security guards manning the sidewalk "entrances." Since I was on my bike, I got to zip past lines of cars trying to figure out where to park. I drove only about a block on 2nd before getting out of the way so as not to endanger pedestrians.

Heading toward Congress on 4th, I passed Fado's, which had live music spilling out into the street. Another bar was blasting Michael Jackson's "PYT" and the next Guns and Roses' "Sweet Child O' Mine." Also, there was a pedicab in front of me booming "Thrift Shop." The trailer had a life-sized Darth Vader attached to the back of it, and picturing him singing "Thrift Shop" kind of made my night.

When I got home I found out that an Alzheimer's fund-raiser called "2nd Street Sound Check" was what I happened upon during the ride. Most of downtown was packed. I love seeing all of the people out, and experiencing the energy... quickly, and in passing, on my bike.

There are rooftop lounges with white billowing curtains and all blue lighting. There are construction tunnels and trees strung with white lights. There are upscale restaurants, a CVS, and a 7-11. You can't "type" the people on the street. There are kids in helmets riding bikes with their parents. There are DINKs going out to dinner. There are indigent people, likely relieved that tonight is so mild. There are pedicabs and horse-drawn carriages. Oh, and, of course, buses. Lots and lots of buses.

I drove up Congress, literally smiling, enjoying the cool breeze as the Capitol neared. Then it was up the hill past the Governor's Mansion, particularly enchanting at night. After that, I was ready to head home.

As I drove in, I realized that when I moved here almost a year ago (actually, eleven months ago to the day), I started calling this "my" neighborhood. At the time, I just meant the area around where I live. But now, I feel like it is truly mine. I know its personalities... It does change. It's different at lunchtime on weekdays, and on weekends when students' parents are in town. It's different on weeknights and on weekends. It changes, but it's all so familiar to me now. We have legitimate neighbors like "Grandma" (who has recently appeared on two occasions, after having holed up most of the winter) and "Grandpa," whom I learned is called "Santa Claus" by the attorney on whose stoop he frequently sleeps. And Crazy Guy. There are all of the cops who frequent Taco Cabana. There are the business people who walk past the house to Chick-fil-A at least twice a week. There are the Jimmy John's bike delivery drivers.There is the lady who stands in front of the Scientology building selling carnations (Daphne asks, "Where does she get those?"). Oh, man, and there are dogs. The dog across the street whose owner brings him out every morning, lets him do his business, and never ever cleans it up. There are the dogs that belong to homeless people... those dogs are super well-behaved and most of them are pit mixes. There are dogs that are apparently too delicate to walk across a busy street because the owner picks them up in his arms to run the crosswalk.
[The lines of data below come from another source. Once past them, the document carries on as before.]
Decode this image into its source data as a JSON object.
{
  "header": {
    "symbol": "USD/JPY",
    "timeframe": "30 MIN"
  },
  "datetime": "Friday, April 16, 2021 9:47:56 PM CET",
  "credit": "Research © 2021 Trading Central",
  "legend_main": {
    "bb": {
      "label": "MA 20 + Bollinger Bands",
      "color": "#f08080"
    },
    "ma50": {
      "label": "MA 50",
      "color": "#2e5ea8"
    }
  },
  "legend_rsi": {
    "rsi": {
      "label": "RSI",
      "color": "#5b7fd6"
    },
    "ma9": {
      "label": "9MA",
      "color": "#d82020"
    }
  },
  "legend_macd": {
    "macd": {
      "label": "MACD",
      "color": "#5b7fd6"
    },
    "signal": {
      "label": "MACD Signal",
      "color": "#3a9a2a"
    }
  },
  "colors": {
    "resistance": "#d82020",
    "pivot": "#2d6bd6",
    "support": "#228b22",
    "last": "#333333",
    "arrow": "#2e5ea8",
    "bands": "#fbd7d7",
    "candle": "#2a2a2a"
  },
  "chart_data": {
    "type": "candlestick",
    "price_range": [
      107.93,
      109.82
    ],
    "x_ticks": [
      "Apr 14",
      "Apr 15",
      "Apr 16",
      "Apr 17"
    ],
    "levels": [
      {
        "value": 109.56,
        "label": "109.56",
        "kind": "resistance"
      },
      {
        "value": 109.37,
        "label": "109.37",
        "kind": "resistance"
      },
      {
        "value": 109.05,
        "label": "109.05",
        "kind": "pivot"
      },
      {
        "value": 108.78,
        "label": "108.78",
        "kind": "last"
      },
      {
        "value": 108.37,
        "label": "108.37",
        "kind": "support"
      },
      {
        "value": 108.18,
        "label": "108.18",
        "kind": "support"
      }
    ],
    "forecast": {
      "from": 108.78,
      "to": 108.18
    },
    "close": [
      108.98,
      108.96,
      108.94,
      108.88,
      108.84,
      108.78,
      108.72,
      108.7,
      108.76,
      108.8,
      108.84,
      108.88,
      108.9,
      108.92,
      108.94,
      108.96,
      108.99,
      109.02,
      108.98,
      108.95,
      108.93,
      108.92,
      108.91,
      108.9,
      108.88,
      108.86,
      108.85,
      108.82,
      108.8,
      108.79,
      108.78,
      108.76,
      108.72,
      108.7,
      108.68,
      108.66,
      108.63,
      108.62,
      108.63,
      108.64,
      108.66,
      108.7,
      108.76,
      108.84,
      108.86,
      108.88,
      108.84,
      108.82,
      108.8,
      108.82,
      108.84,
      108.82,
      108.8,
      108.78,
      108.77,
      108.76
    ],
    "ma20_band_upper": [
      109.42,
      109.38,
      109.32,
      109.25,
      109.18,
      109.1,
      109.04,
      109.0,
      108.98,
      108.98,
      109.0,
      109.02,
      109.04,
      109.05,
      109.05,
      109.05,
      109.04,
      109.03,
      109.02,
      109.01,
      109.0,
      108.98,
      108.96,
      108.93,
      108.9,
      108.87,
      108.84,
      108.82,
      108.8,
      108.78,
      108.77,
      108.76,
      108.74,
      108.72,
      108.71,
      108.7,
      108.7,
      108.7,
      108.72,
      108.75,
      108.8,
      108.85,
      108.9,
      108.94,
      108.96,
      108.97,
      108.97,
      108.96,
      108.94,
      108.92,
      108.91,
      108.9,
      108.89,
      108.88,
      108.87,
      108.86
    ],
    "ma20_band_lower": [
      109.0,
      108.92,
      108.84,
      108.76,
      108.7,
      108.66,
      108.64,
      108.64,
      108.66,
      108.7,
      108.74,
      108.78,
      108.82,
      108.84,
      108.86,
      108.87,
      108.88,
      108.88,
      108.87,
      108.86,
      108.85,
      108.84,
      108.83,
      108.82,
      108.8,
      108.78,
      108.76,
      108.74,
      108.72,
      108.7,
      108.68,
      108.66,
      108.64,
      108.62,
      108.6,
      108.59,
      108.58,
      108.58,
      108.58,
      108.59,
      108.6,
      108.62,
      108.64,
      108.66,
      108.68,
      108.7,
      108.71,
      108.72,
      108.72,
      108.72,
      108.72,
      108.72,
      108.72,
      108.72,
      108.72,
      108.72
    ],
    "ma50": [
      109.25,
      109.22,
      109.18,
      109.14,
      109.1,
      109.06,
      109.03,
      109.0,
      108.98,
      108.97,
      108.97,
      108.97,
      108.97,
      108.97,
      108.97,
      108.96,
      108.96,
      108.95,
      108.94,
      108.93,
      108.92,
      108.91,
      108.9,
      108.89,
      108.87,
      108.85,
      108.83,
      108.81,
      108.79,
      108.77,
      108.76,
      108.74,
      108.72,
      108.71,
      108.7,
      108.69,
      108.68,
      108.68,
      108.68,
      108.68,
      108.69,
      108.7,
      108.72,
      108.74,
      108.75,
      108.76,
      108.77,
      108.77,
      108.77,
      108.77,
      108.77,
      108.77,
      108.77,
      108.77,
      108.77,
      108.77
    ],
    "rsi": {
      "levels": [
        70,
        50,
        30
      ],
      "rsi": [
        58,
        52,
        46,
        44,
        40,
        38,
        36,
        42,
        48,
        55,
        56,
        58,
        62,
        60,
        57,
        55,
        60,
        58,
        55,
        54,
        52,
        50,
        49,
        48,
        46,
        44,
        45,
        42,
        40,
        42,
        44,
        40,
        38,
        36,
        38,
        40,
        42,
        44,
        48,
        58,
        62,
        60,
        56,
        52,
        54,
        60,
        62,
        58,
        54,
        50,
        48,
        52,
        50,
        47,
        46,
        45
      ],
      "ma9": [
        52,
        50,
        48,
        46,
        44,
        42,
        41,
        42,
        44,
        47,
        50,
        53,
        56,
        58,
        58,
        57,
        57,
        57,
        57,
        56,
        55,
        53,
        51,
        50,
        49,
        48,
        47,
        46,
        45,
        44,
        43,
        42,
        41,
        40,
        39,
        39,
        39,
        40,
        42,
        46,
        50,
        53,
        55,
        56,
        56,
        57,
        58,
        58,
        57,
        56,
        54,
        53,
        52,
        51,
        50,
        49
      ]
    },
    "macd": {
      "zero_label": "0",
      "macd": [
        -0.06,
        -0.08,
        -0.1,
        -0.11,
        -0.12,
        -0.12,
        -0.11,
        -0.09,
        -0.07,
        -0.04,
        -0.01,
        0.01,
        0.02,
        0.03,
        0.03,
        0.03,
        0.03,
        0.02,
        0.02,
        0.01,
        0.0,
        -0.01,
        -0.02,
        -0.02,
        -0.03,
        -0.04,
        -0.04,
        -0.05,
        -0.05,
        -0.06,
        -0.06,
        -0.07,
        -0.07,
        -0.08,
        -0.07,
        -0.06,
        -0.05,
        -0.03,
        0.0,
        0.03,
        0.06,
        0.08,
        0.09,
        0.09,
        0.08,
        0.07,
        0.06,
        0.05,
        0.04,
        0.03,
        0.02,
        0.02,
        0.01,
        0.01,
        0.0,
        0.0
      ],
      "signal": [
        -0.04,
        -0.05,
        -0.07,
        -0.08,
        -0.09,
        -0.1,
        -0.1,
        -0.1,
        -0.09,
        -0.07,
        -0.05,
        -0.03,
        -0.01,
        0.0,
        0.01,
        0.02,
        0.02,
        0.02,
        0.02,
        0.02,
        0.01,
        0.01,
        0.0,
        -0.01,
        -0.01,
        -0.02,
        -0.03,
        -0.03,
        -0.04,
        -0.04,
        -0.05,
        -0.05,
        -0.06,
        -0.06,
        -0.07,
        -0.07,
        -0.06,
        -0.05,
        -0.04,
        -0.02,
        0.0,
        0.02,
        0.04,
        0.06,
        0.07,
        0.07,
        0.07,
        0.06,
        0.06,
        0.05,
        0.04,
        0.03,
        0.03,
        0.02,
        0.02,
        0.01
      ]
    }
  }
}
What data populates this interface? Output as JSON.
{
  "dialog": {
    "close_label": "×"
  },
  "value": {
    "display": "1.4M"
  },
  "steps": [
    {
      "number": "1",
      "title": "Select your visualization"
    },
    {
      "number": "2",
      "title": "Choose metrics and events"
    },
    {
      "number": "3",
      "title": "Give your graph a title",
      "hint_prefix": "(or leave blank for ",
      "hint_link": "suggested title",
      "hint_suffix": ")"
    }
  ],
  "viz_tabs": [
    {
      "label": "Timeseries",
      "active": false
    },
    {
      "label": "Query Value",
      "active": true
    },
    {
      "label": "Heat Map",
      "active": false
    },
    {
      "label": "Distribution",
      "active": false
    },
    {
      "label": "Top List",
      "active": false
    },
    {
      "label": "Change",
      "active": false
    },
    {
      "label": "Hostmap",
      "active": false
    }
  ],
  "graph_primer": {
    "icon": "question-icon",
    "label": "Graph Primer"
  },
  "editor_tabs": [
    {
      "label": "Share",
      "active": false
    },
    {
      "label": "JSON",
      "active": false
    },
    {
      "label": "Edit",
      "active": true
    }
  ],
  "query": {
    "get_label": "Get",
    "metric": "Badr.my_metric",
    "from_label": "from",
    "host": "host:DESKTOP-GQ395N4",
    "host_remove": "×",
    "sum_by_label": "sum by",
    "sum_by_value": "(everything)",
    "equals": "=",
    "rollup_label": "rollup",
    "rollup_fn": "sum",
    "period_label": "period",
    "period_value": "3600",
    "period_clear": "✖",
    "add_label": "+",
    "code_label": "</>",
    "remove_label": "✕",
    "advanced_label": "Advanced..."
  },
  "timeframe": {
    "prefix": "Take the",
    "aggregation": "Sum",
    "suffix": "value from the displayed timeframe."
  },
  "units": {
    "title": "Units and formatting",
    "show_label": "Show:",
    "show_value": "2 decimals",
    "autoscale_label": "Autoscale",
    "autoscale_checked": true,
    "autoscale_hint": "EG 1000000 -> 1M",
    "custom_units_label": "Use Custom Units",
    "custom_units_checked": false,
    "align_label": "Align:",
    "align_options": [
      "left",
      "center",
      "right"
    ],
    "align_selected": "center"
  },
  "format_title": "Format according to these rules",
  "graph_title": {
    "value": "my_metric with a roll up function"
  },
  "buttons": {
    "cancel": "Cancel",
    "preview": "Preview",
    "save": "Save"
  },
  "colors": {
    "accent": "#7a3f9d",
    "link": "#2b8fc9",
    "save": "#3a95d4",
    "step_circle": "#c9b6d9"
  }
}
This place is my home. I love it. I'm not intimidated by traffic patterns I don't understand anymore. I'm never worried about going out alone after dark. I know this place, and it knows me, and we belong together. Now if only our landlord would let us buy this house...